Having spent a month a year for 8 years in Sudan and then South Sudan, the world's newest country, we have witnessed the transformation of a small group of 200 trained trainers into tens of thousands of activists working for non-violent change. Still, Darfur remains wracked with violence and South Sudan has made its own descent in to civil war, 10,000 people killed and more than 1.5 million displaced amidst battles between government and rebel forces. With hundreds of thousands of South Sudanese now joining the ranks of the displaced and the refugee, the impacts of the breakdown in the Nuer-Dinka agreements that had made the forming of the new country possible are flowing across both state and international boundaries. Read on to find out more about our 2015 projects - all of which will be carrying on into 2016.
Refugees and Reluctant Hosts: Turning Enemies into Neighbours on the South Sudanese-Ugandan Border
With the outbreak of civil war in South Sudan in December of 2013 marked by atrocities on both sides of the Nuer-Dinka conflict, CEPAD Uganda has been engaging host communities and the newly-arrived refugees in dialogue and mediation designed to reduce violence and de-escalate the tensions.
In October, we joined CEPAD staff in 'engaging the conflicting communities through community-led initiatives that will facilitate safe processes of dialogue and community discussion fora.
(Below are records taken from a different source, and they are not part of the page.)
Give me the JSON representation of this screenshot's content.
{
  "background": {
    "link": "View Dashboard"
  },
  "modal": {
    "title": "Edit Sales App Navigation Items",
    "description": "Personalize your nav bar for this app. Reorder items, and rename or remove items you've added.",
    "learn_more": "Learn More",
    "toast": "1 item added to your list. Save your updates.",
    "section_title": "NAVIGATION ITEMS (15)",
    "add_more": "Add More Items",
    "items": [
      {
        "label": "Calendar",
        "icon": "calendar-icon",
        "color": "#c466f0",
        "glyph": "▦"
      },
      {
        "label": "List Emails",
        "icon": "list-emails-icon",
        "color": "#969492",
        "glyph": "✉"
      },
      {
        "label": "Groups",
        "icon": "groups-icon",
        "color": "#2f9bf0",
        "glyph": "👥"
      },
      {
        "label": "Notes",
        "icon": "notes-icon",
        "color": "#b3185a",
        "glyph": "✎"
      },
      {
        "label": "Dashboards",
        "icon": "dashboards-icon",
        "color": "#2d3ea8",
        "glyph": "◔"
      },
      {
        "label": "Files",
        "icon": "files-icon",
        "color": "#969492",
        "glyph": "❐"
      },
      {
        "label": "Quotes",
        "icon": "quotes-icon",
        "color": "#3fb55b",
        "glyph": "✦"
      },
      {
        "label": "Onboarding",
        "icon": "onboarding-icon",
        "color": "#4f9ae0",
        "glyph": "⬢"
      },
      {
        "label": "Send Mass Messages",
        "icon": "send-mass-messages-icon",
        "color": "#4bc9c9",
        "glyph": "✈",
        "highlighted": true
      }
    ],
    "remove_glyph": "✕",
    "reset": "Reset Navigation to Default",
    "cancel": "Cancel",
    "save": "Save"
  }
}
This will allow them to identify and discuss potential conflict trigger points, to adopt peaceful coping mechanisms to managing feelings and, resolve disputes peacefully though non-violent means.' WOW! Click here to donate to this project: Budget $5,000 Click here to learn more...
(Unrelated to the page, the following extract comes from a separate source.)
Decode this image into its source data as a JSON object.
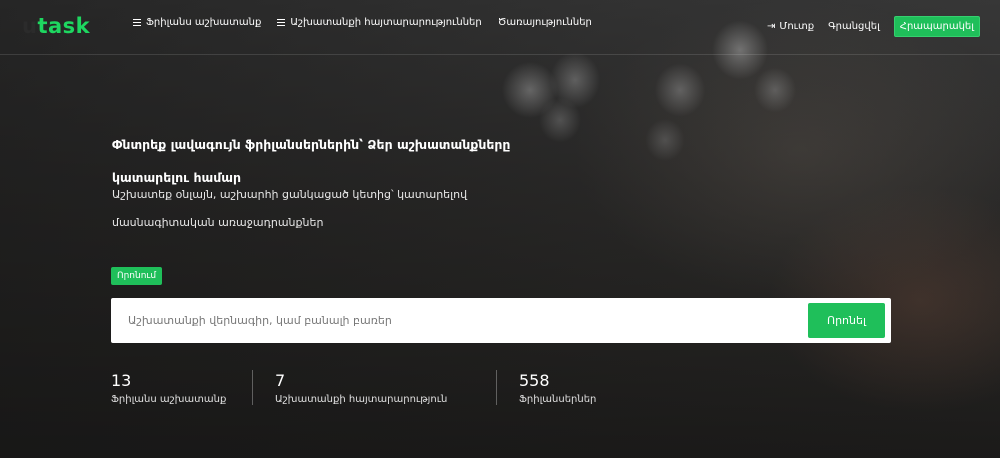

Keeping Girls in School Every week empty chairs in classrooms bear witness to the fact that girls do not want to have to deal with the embarrassment of stigmatised bloody clothing and stained wooden benches. School and public facilities are inadequate for both the tending of their female needs and their safety. The result is a gradual slipping behind that, eventually, leads to early school-leaving, early marriage, early child-bearing and the ill health that accompanies the too-soon burdens of motherhood on girls barely more than children themselves. And doors to women's participation in the shaping of their communities and their country - and of their own lives - remain curtailed, their gifts, skills and insights untapped, their futures foreshortened... Click here to donate to this project: Budget $5,000 Click here to read more!
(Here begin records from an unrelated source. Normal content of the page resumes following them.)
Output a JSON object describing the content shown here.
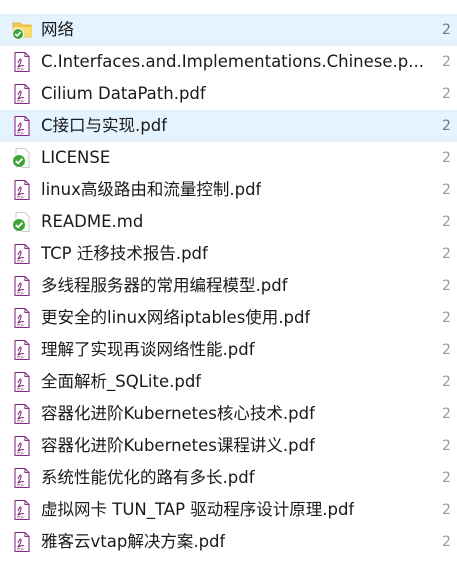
{
  "files": [
    {
      "name": "网络",
      "type": "folder",
      "selected": true,
      "col2": "2"
    },
    {
      "name": "C.Interfaces.and.Implementations.Chinese.p...",
      "type": "pdf",
      "selected": false,
      "col2": "2"
    },
    {
      "name": "Cilium DataPath.pdf",
      "type": "pdf",
      "selected": false,
      "col2": "2"
    },
    {
      "name": "C接口与实现.pdf",
      "type": "pdf",
      "selected": true,
      "col2": "2"
    },
    {
      "name": "LICENSE",
      "type": "file-synced",
      "selected": false,
      "col2": "2"
    },
    {
      "name": "linux高级路由和流量控制.pdf",
      "type": "pdf",
      "selected": false,
      "col2": "2"
    },
    {
      "name": "README.md",
      "type": "file-synced",
      "selected": false,
      "col2": "2"
    },
    {
      "name": "TCP 迁移技术报告.pdf",
      "type": "pdf",
      "selected": false,
      "col2": "2"
    },
    {
      "name": "多线程服务器的常用编程模型.pdf",
      "type": "pdf",
      "selected": false,
      "col2": "2"
    },
    {
      "name": "更安全的linux网络iptables使用.pdf",
      "type": "pdf",
      "selected": false,
      "col2": "2"
    },
    {
      "name": "理解了实现再谈网络性能.pdf",
      "type": "pdf",
      "selected": false,
      "col2": "2"
    },
    {
      "name": "全面解析_SQLite.pdf",
      "type": "pdf",
      "selected": false,
      "col2": "2"
    },
    {
      "name": "容器化进阶Kubernetes核心技术.pdf",
      "type": "pdf",
      "selected": false,
      "col2": "2"
    },
    {
      "name": "容器化进阶Kubernetes课程讲义.pdf",
      "type": "pdf",
      "selected": false,
      "col2": "2"
    },
    {
      "name": "系统性能优化的路有多长.pdf",
      "type": "pdf",
      "selected": false,
      "col2": "2"
    },
    {
      "name": "虚拟网卡 TUN_TAP 驱动程序设计原理.pdf",
      "type": "pdf",
      "selected": false,
      "col2": "2"
    },
    {
      "name": "雅客云vtap解决方案.pdf",
      "type": "pdf",
      "selected": false,
      "col2": "2"
    }
  ],
  "colors": {
    "selection": "#e5f3ff",
    "pdf_accent": "#8b2a86",
    "sync_green": "#3ea33a",
    "folder_yellow": "#f3c84b"
  }
}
India's Restive Northeast
Touring and Teaching for Peace We are very excited about our 2015 work with partners in North East India! Two Partera trainer-teachers (LeeAnn McKenna and Jeanette Quick Sandlin) will be returning to the North east to do two things: to work with and train 50 Bikers for Peace in non-violence (a story in itself: read about it here!) and to teach two courses in a new M.A. Programme in Peace Studies with young men and women from across the Northeast. The courses are on Human Rights and Conflict Transformation. We will be combining our usual methods of popular education/experiential learning and conflict transformation tools and exercises with academic readings.
What You Honour Tonight
In November of 2010, Lee McKenna was awarded the YMCA Peace Medallion in recognition of her peacemaking work in war zones. Her acceptance speech provides a snapshot of her work. The script can be read here.
'Taking our fear for a walk'
Confronting Global Crises: A Non-violent Perspective
In November, 2011, Toronto was the site of a conference entitled 'Confronting Global Crises'. Lee McKenna presented the closing keynote address on the topic of the importance of critical consciousness - for both accurate analysis and fear-dismantling - in the confronting of multiple and overlapping global crises. The script can be read here.